Ontario banned such obviously partisan government ads in 2004 — until that province’s Liberal government changed the legislation in 2015, against the strong objections of the independent Auditor General, and began running the same kind of self-serving advertising that Clark is bombarding us with today.
“Ontarians have in the last year paid millions of dollars for advertising designed primarily to present the government in a positive light rather than to inform,” said the province’s Auditor General’s report in 2016 — and the same is true here.
Countries like the United Kingdom, Australia and New Zealand have adopted government advertising guidelines to prohibit partisan ads — and the BC New Democrats have twice proposed similar legislation that was quickly rejected by the BC Liberals.
And for obvious reasons, because the B.C. government budget ad is full of self-promotion that is both unnecessary and political.
“Starting with a 50-per-cent cut in MSP premiums for middle class families, the first step to eliminating premiums altogether. Your family could save up to $900 a year. Find out more at gov.bc.ca. Our opportunity is here,” it concludes.
But it does not state that many families will see no savings, because almost all unionized workers have their MSP paid by their employer, as do many non-union workers. Or that if the MSP premium cut is made up with a future income tax or other increase, those workers who are currently covered will be paying more, not less.
Nor does the ad’s voiceover state that the savings — if any apply — will only come in January 2018 (though that date is on a text line in the ad).
Another B.C. government TV ad is equally partisan.
The ad is titled “Our Plan: Housing Affordability,” with the B.C. government logo prominent to start, followed by a voiceover: “B.C.’s Plan On Housing means we’re taking concrete steps to help — like investing $855 million in affordable rental homes for people who need them most.” And of course it features smiling happy people and their homes.
First, this ad comes from a government that watched while Metro Vancouver housing prices skyrocketed by 32 per cent a year while foreign buyers gobbled up residential property — and did absolutely nothing as affordable housing disappeared for renters and local owners alike.
Second, there is no value in the government blowing money on advertising that could help get rental homes for “people who need them most.”
But the same B.C. government that steadfastly refused to act when foreign nationals were responsible for an estimated one-third of home sales in 2015 is now claiming credit for finally closing the barn door after the horse is long gone.
“And we’ve also introduced a 15-per-cent tax on foreign home buyers to put British Columbians first,” the ad continues without blushing.
If the barrage of B.C. government and BC Liberal ads weren’t enough, wait, there’s more. A pro-BC Liberal business group called Future Prosperity BC has a $2-million budget to trash BC New Democratic Party leader John Horgan — and their ads run immediately after some of the B.C. government ads on Global BC’s News Hour at 6 p.m. — usually two ads per hour.

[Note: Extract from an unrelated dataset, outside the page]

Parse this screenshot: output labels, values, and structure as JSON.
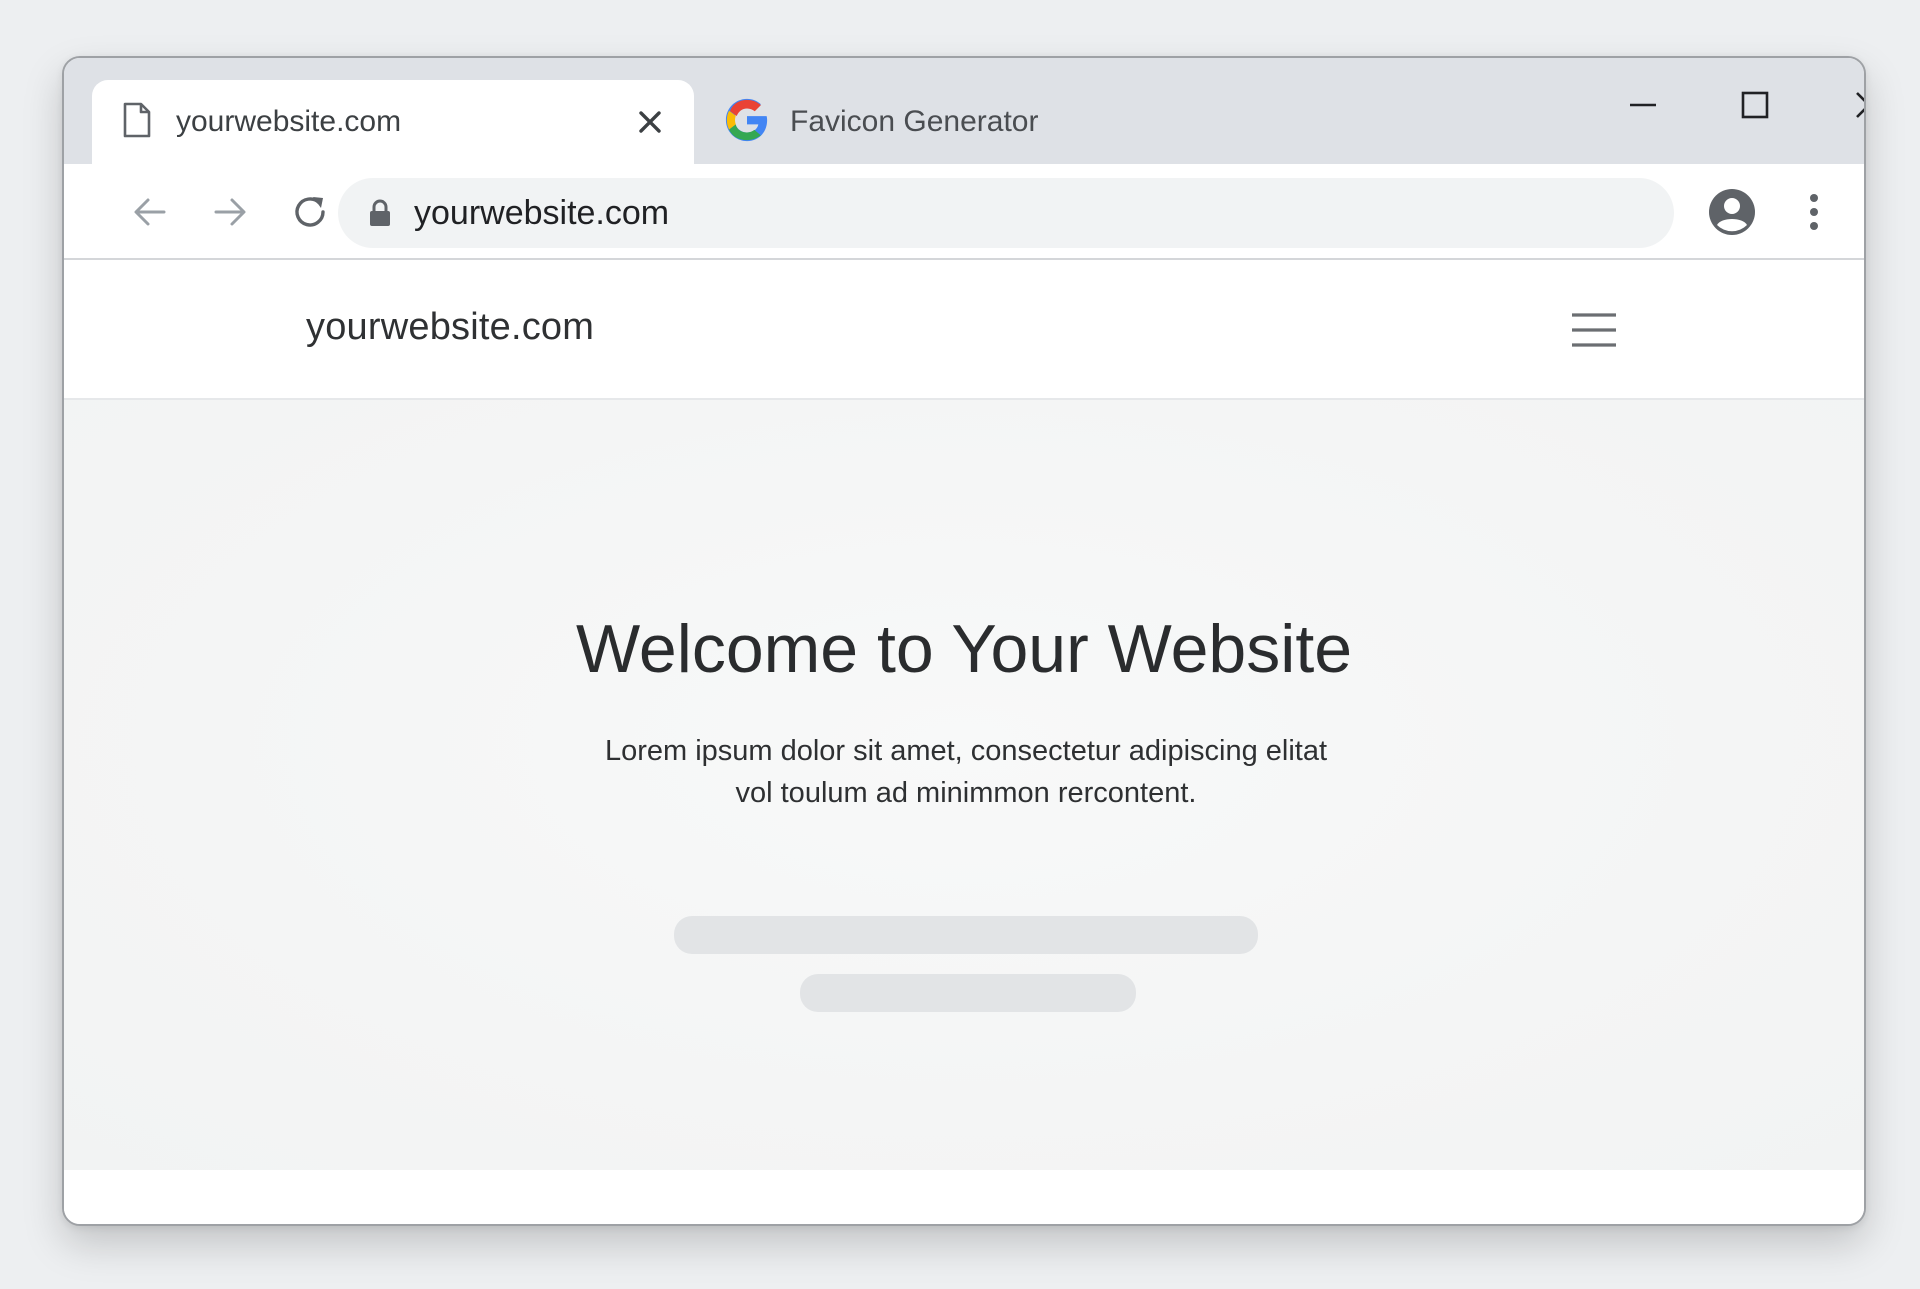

Future Prosperity BC is fronted by former BC Chamber of Commerce president John Winter, a BC Liberal stalwart, and Jim Laurence, former chair of the Independent Contractors and Business Association of BC — an anti-union organization that has donated hundreds of thousands of dollars to the BC Liberal Party, as well as run its own attack ads on the BC NDP in previous elections.

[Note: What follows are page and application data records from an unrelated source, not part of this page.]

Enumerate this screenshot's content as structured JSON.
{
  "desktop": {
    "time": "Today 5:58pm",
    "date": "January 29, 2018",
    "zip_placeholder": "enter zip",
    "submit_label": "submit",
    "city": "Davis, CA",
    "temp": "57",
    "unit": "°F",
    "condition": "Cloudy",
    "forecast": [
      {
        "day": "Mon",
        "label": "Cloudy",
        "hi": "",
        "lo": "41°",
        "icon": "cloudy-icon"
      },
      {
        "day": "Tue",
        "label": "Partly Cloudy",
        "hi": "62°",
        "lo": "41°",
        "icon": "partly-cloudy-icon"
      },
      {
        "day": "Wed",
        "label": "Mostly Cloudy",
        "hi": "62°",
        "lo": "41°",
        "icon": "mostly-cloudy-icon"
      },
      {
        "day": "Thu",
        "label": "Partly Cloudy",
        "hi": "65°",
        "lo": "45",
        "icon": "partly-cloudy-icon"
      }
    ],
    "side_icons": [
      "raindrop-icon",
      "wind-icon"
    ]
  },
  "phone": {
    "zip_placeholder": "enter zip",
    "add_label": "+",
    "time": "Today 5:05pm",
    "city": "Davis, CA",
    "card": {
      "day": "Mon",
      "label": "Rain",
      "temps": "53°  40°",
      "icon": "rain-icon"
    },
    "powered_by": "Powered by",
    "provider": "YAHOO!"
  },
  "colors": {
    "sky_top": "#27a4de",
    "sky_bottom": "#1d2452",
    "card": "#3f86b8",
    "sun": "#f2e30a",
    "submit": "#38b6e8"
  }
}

But it’s the government ads that rankle the most, because there should be no question they are completely partisan and should not be allowed to air anytime, let alone with an election in eight weeks!
But Christy Clark doesn’t care — and she thinks you don’t either.
Or perhaps the BC Liberals are taking a big risk because their polling makes them very nervous and they need to spend millions in taxpayers’ money to pump up Clark — even though voters could make them pay for it on Election Day.